**What you will do:**
The string "GameLevel" appears in some lines of the entries that follow; copy each such line.

**Stored data:**

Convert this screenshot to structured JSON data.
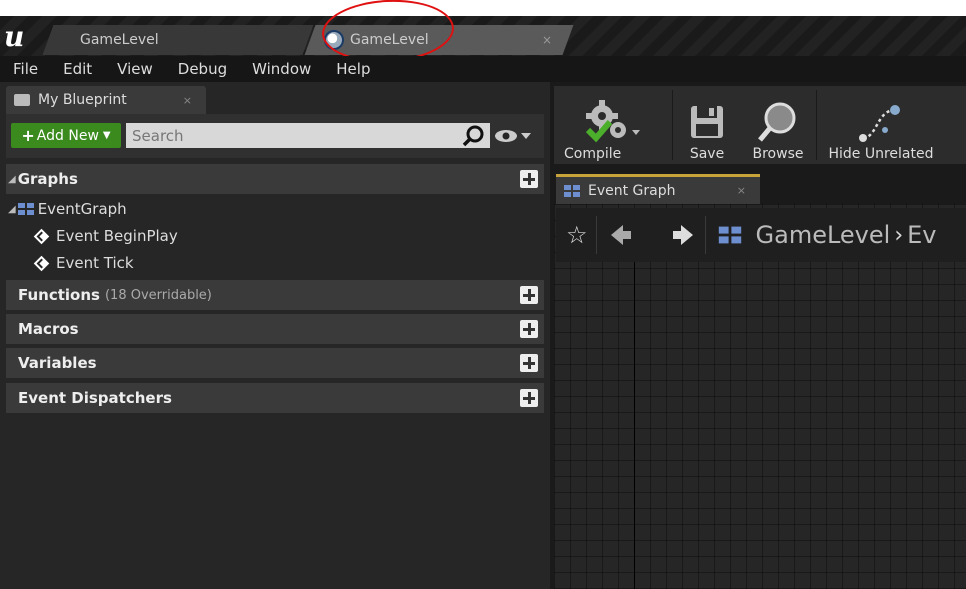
{
  "window": {
    "tabs": [
      {
        "label": "GameLevel"
      },
      {
        "label": "GameLevel",
        "close": "×"
      }
    ]
  },
  "menu": [
    "File",
    "Edit",
    "View",
    "Debug",
    "Window",
    "Help"
  ],
  "left_panel": {
    "tab_label": "My Blueprint",
    "tab_close": "×",
    "add_new_label": "Add New",
    "search_placeholder": "Search",
    "sections": {
      "graphs": "Graphs",
      "functions": "Functions",
      "functions_sub": "(18 Overridable)",
      "macros": "Macros",
      "variables": "Variables",
      "event_dispatchers": "Event Dispatchers"
    },
    "tree": {
      "event_graph": "EventGraph",
      "begin_play": "Event BeginPlay",
      "tick": "Event Tick"
    }
  },
  "toolbar": {
    "compile": "Compile",
    "save": "Save",
    "browse": "Browse",
    "hide_unrelated": "Hide Unrelated"
  },
  "graph": {
    "tab_label": "Event Graph",
    "tab_close": "×",
    "breadcrumb": "GameLevel",
    "breadcrumb_next": "Ev"
  },
  "colors": {
    "accent_add": "#3a8a1e",
    "tab_underline": "#c8a23a",
    "annotation": "#e01010"
  }
}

**Output:**
        "label": "GameLevel"
        "label": "GameLevel",
    "breadcrumb": "GameLevel",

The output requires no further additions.